*INPUT RECORDS*.
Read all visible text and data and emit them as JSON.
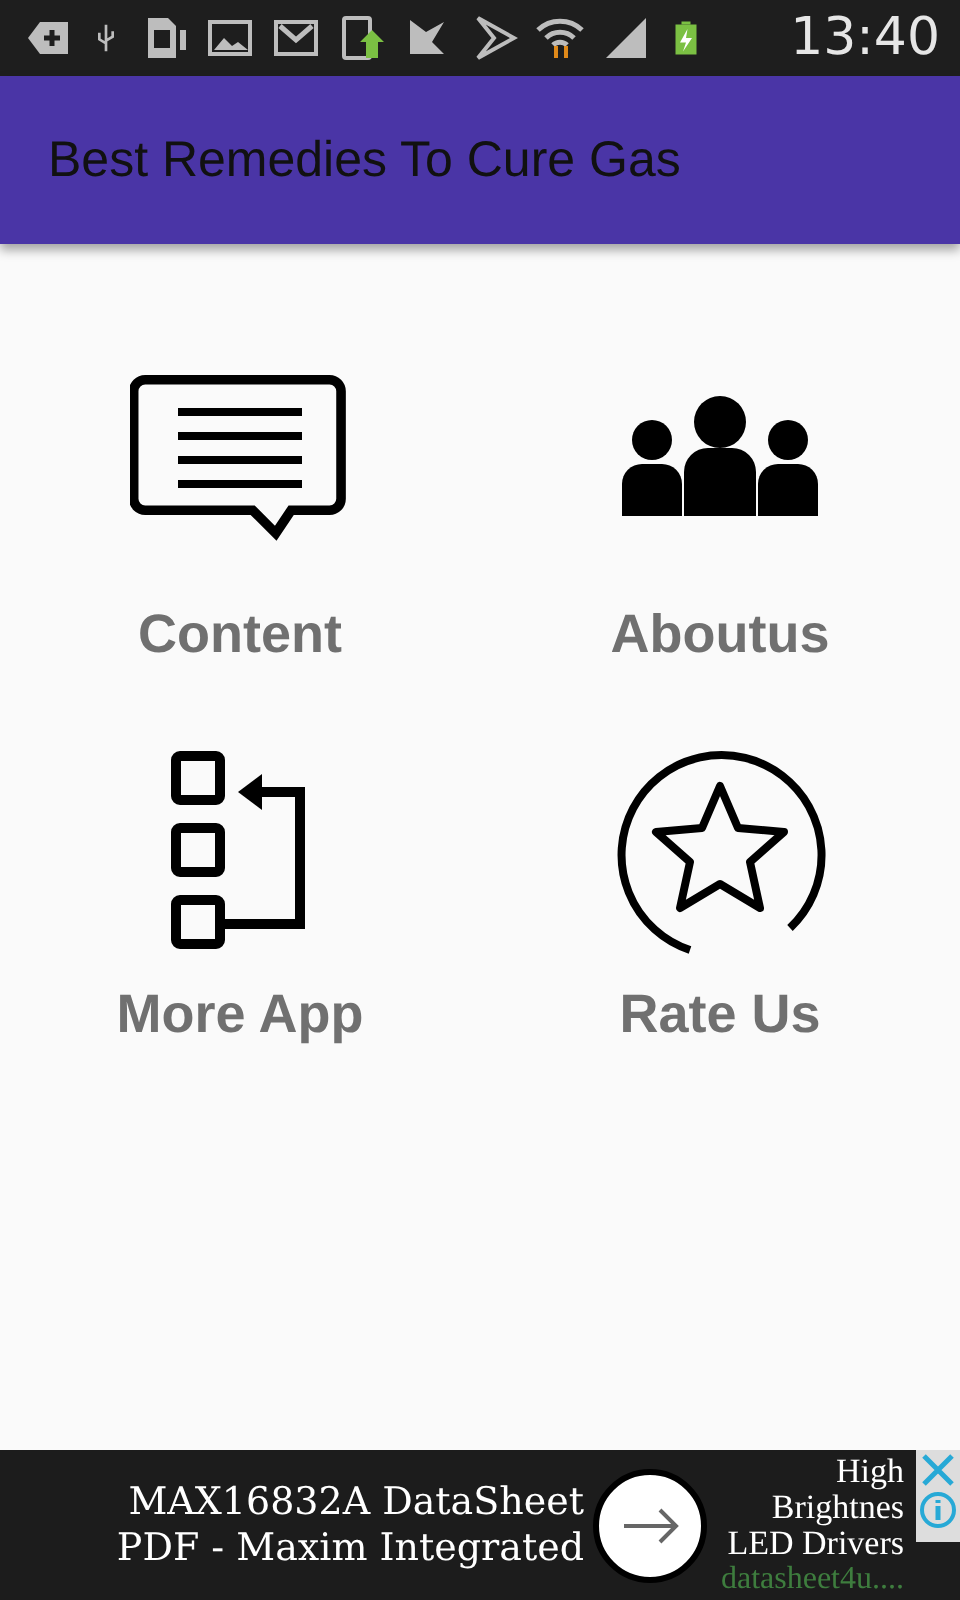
{
  "status_bar": {
    "time": "13:40"
  },
  "app_bar": {
    "title": "Best Remedies To Cure Gas"
  },
  "menu": [
    {
      "kind": "content",
      "label": "Content"
    },
    {
      "kind": "about",
      "label": "Aboutus"
    },
    {
      "kind": "more",
      "label": "More App"
    },
    {
      "kind": "rate",
      "label": "Rate Us"
    }
  ],
  "ad": {
    "headline": "MAX16832A DataSheet PDF - Maxim Integrated",
    "side_lines": [
      "High",
      "Brightnes",
      "LED Drivers"
    ],
    "source": "datasheet4u...."
  }
}
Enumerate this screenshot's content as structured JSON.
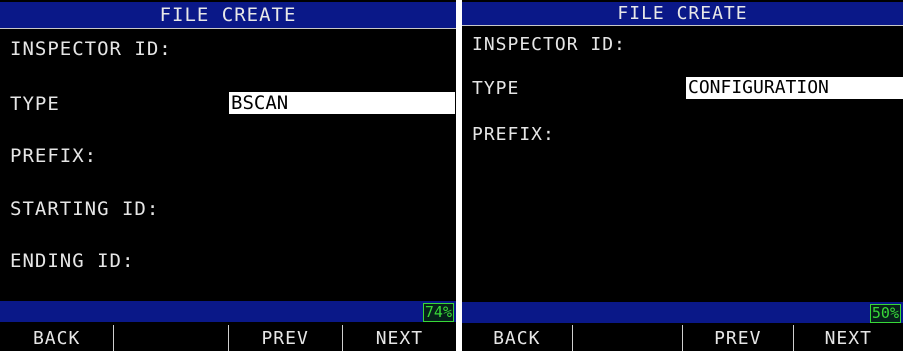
{
  "left": {
    "title": "FILE CREATE",
    "fields": {
      "inspector_id": "INSPECTOR ID:",
      "type": "TYPE",
      "prefix": "PREFIX:",
      "starting_id": "STARTING ID:",
      "ending_id": "ENDING ID:"
    },
    "type_value": "BSCAN",
    "battery": "74%",
    "softkeys": [
      "BACK",
      "",
      "PREV",
      "NEXT"
    ]
  },
  "right": {
    "title": "FILE CREATE",
    "fields": {
      "inspector_id": "INSPECTOR ID:",
      "type": "TYPE",
      "prefix": "PREFIX:"
    },
    "type_value": "CONFIGURATION",
    "battery": "50%",
    "softkeys": [
      "BACK",
      "",
      "PREV",
      "NEXT"
    ]
  },
  "colors": {
    "bar_blue": "#0a1888",
    "battery_green": "#38d838",
    "text": "#e6e6e6",
    "screen_bg": "#000000"
  }
}
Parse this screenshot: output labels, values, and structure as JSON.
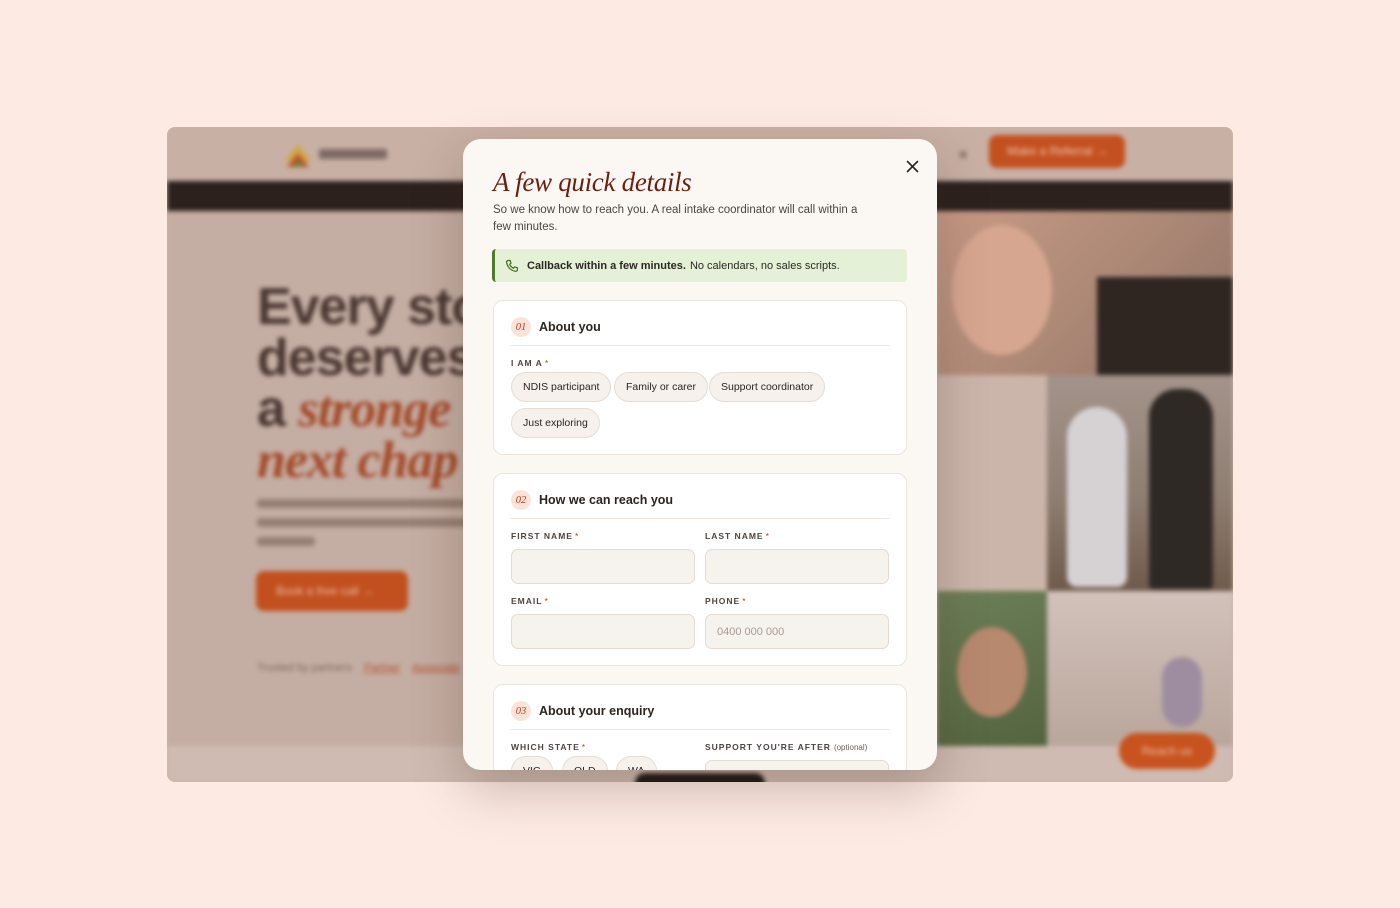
{
  "background": {
    "nav": {
      "cta_label": "Make a Referral →",
      "menu_glyph": "≡"
    },
    "hero": {
      "headline_line1": "Every stor",
      "headline_line2": "deserves",
      "headline_line3_plain": "a ",
      "headline_line3_italic": "stronge",
      "headline_line4_italic": "next chap",
      "cta_label": "Book a free call →",
      "small_text": "Trusted by partners",
      "small_links": [
        "Partner",
        "Associate"
      ]
    },
    "reach_us_label": "Reach us"
  },
  "modal": {
    "title": "A few quick details",
    "subtitle": "So we know how to reach you. A real intake coordinator will call within a few minutes.",
    "callout": {
      "bold": "Callback within a few minutes.",
      "text": "No calendars, no sales scripts.",
      "icon": "phone-icon"
    },
    "close_icon": "close-icon",
    "sections": [
      {
        "number": "01",
        "title": "About you",
        "field_label": "I AM A",
        "required_mark": "*",
        "options": [
          "NDIS participant",
          "Family or carer",
          "Support coordinator",
          "Just exploring"
        ]
      },
      {
        "number": "02",
        "title": "How we can reach you",
        "fields": {
          "first_name": {
            "label": "FIRST NAME",
            "required_mark": "*",
            "value": "",
            "placeholder": ""
          },
          "last_name": {
            "label": "LAST NAME",
            "required_mark": "*",
            "value": "",
            "placeholder": ""
          },
          "email": {
            "label": "EMAIL",
            "required_mark": "*",
            "value": "",
            "placeholder": ""
          },
          "phone": {
            "label": "PHONE",
            "required_mark": "*",
            "value": "",
            "placeholder": "0400 000 000"
          }
        }
      },
      {
        "number": "03",
        "title": "About your enquiry",
        "state_label": "WHICH STATE",
        "state_required_mark": "*",
        "states": [
          "VIC",
          "QLD",
          "WA"
        ],
        "support_label": "SUPPORT YOU'RE AFTER",
        "support_optional": "(optional)"
      }
    ]
  },
  "colors": {
    "accent": "#6b1f10",
    "brand_orange": "#c8531e",
    "callout_bg": "#e4f1d6",
    "callout_border": "#4f7c2c",
    "backdrop": "#fdebe3"
  }
}
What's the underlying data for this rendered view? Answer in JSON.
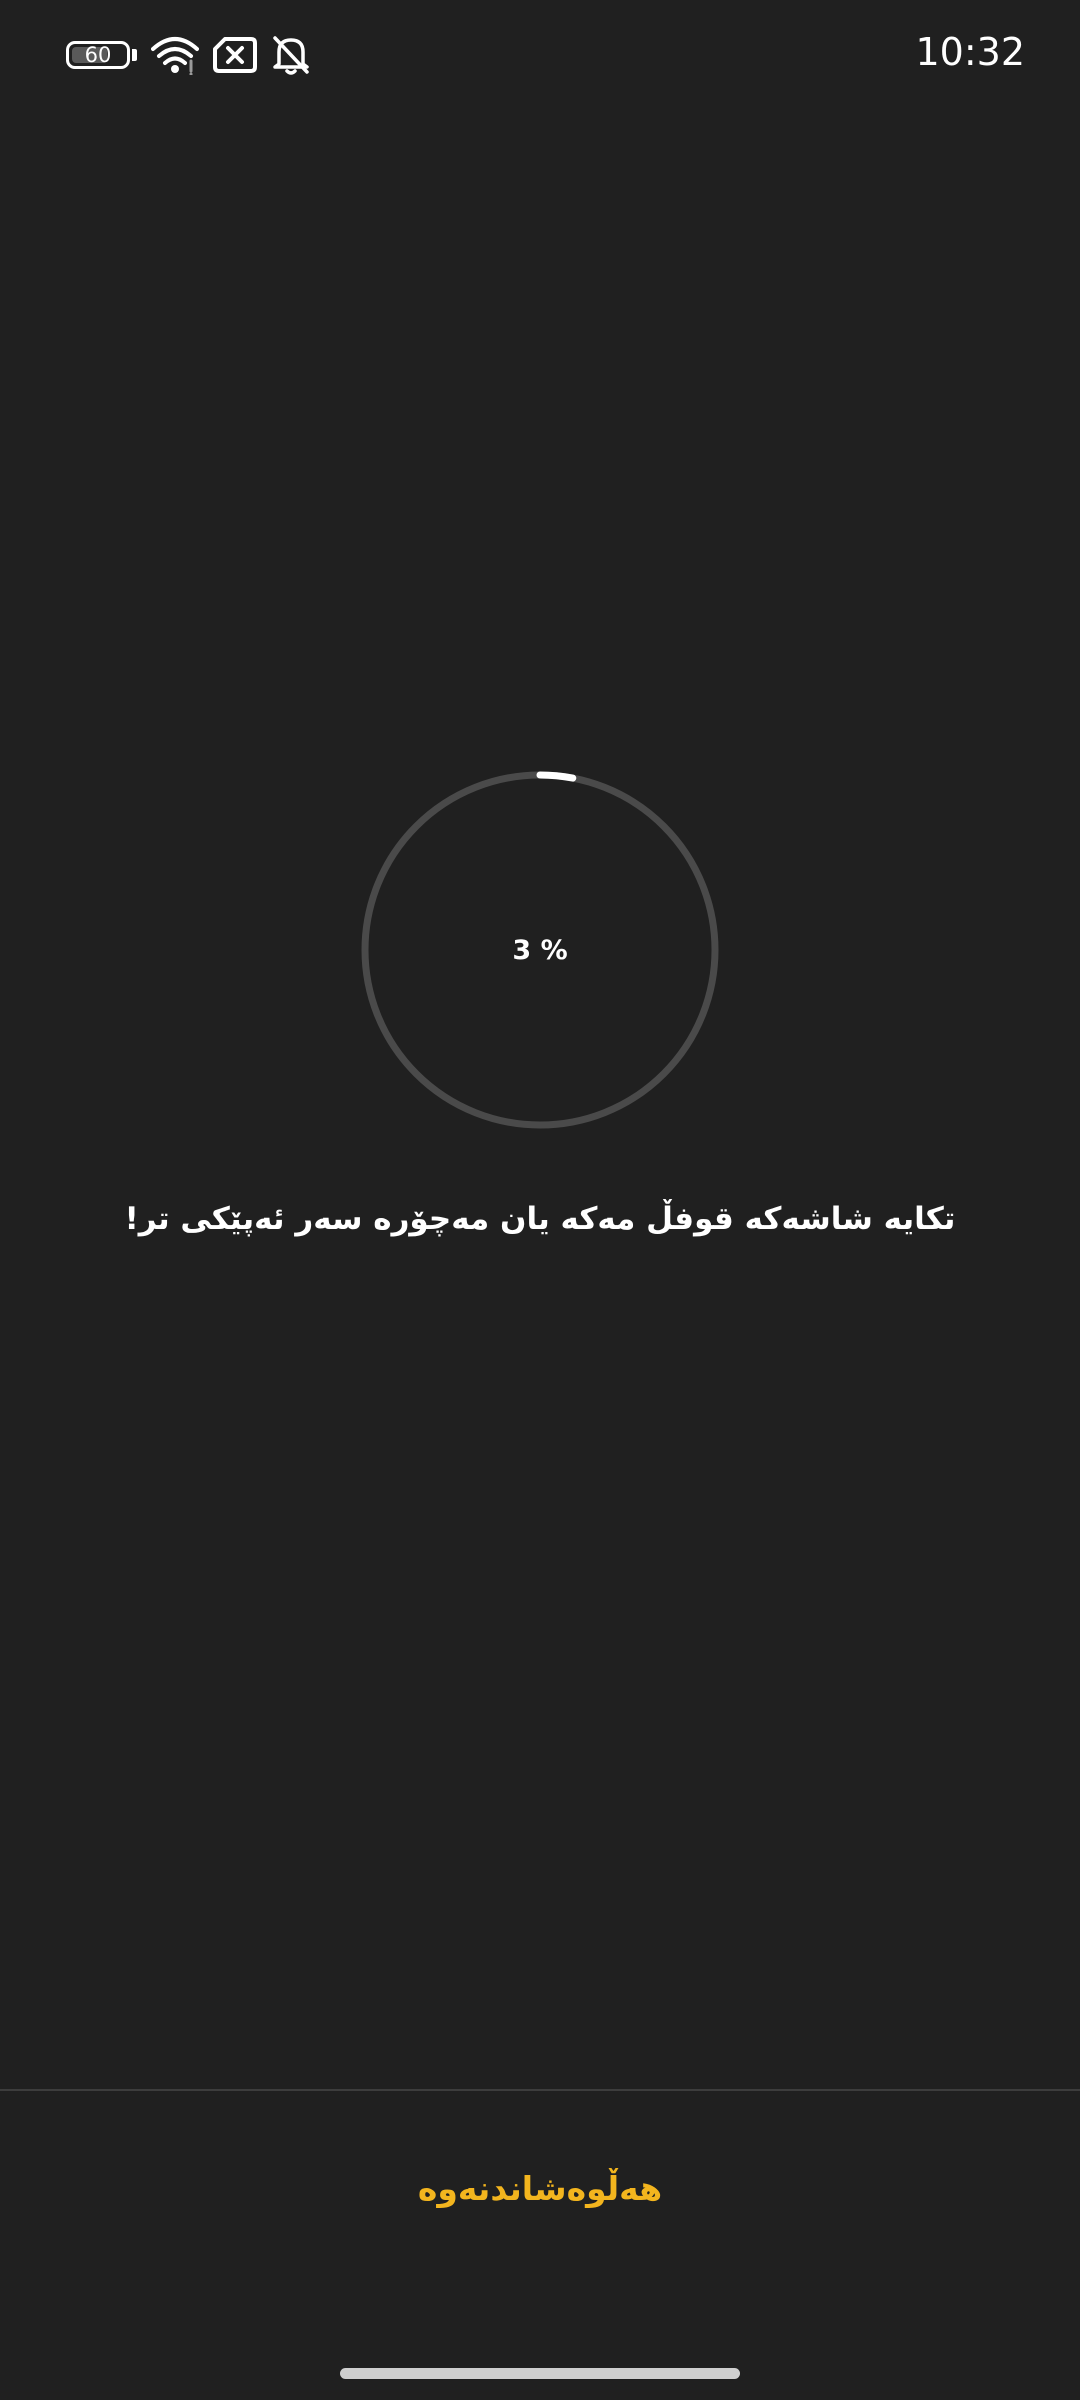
{
  "status_bar": {
    "battery_level": "60",
    "time": "10:32",
    "icons": [
      "battery-icon",
      "wifi-icon",
      "no-sim-icon",
      "notifications-off-icon"
    ]
  },
  "progress": {
    "value": 0.03,
    "label": "% 3"
  },
  "message": "تکایە شاشەکە قوفڵ مەکە یان مەچۆرە سەر ئەپێکی تر!",
  "cancel_button": {
    "label": "هەڵوەشاندنەوە"
  },
  "colors": {
    "background": "#202020",
    "accent": "#f3b51e",
    "ring_track": "#4a4a4a",
    "ring_progress": "#ffffff"
  }
}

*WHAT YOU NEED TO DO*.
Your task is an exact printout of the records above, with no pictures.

*WRITTEN SOLUTION*.
Read all visible text and data and emit them as JSON.
{
  "status_bar": {
    "time": "13:40"
  },
  "app_bar": {
    "title": "Best Remedies To Cure Gas"
  },
  "menu": [
    {
      "kind": "content",
      "label": "Content"
    },
    {
      "kind": "about",
      "label": "Aboutus"
    },
    {
      "kind": "more",
      "label": "More App"
    },
    {
      "kind": "rate",
      "label": "Rate Us"
    }
  ],
  "ad": {
    "headline": "MAX16832A DataSheet PDF - Maxim Integrated",
    "side_lines": [
      "High",
      "Brightnes",
      "LED Drivers"
    ],
    "source": "datasheet4u...."
  }
}
Enumerate this screenshot's content as structured JSON.
{
  "left": {
    "title": "FILE CREATE",
    "fields": {
      "inspector_id": "INSPECTOR ID:",
      "type": "TYPE",
      "prefix": "PREFIX:",
      "starting_id": "STARTING ID:",
      "ending_id": "ENDING ID:"
    },
    "type_value": "BSCAN",
    "battery": "74%",
    "softkeys": [
      "BACK",
      "",
      "PREV",
      "NEXT"
    ]
  },
  "right": {
    "title": "FILE CREATE",
    "fields": {
      "inspector_id": "INSPECTOR ID:",
      "type": "TYPE",
      "prefix": "PREFIX:"
    },
    "type_value": "CONFIGURATION",
    "battery": "50%",
    "softkeys": [
      "BACK",
      "",
      "PREV",
      "NEXT"
    ]
  },
  "colors": {
    "bar_blue": "#0a1888",
    "battery_green": "#38d838",
    "text": "#e6e6e6",
    "screen_bg": "#000000"
  }
}
Parse this screenshot: output labels, values, and structure as JSON.
{
  "background": {
    "nav": {
      "cta_label": "Make a Referral →",
      "menu_glyph": "≡"
    },
    "hero": {
      "headline_line1": "Every stor",
      "headline_line2": "deserves",
      "headline_line3_plain": "a ",
      "headline_line3_italic": "stronge",
      "headline_line4_italic": "next chap",
      "cta_label": "Book a free call →",
      "small_text": "Trusted by partners",
      "small_links": [
        "Partner",
        "Associate"
      ]
    },
    "reach_us_label": "Reach us"
  },
  "modal": {
    "title": "A few quick details",
    "subtitle": "So we know how to reach you. A real intake coordinator will call within a few minutes.",
    "callout": {
      "bold": "Callback within a few minutes.",
      "text": "No calendars, no sales scripts.",
      "icon": "phone-icon"
    },
    "close_icon": "close-icon",
    "sections": [
      {
        "number": "01",
        "title": "About you",
        "field_label": "I AM A",
        "required_mark": "*",
        "options": [
          "NDIS participant",
          "Family or carer",
          "Support coordinator",
          "Just exploring"
        ]
      },
      {
        "number": "02",
        "title": "How we can reach you",
        "fields": {
          "first_name": {
            "label": "FIRST NAME",
            "required_mark": "*",
            "value": "",
            "placeholder": ""
          },
          "last_name": {
            "label": "LAST NAME",
            "required_mark": "*",
            "value": "",
            "placeholder": ""
          },
          "email": {
            "label": "EMAIL",
            "required_mark": "*",
            "value": "",
            "placeholder": ""
          },
          "phone": {
            "label": "PHONE",
            "required_mark": "*",
            "value": "",
            "placeholder": "0400 000 000"
          }
        }
      },
      {
        "number": "03",
        "title": "About your enquiry",
        "state_label": "WHICH STATE",
        "state_required_mark": "*",
        "states": [
          "VIC",
          "QLD",
          "WA"
        ],
        "support_label": "SUPPORT YOU'RE AFTER",
        "support_optional": "(optional)"
      }
    ]
  },
  "colors": {
    "accent": "#6b1f10",
    "brand_orange": "#c8531e",
    "callout_bg": "#e4f1d6",
    "callout_border": "#4f7c2c",
    "backdrop": "#fdebe3"
  }
}
What's the underlying data for this rendered view? Answer in JSON.
{
  "status_bar": {
    "battery_level": "60",
    "time": "10:32",
    "icons": [
      "battery-icon",
      "wifi-icon",
      "no-sim-icon",
      "notifications-off-icon"
    ]
  },
  "progress": {
    "value": 0.03,
    "label": "% 3"
  },
  "message": "تکایە شاشەکە قوفڵ مەکە یان مەچۆرە سەر ئەپێکی تر!",
  "cancel_button": {
    "label": "هەڵوەشاندنەوە"
  },
  "colors": {
    "background": "#202020",
    "accent": "#f3b51e",
    "ring_track": "#4a4a4a",
    "ring_progress": "#ffffff"
  }
}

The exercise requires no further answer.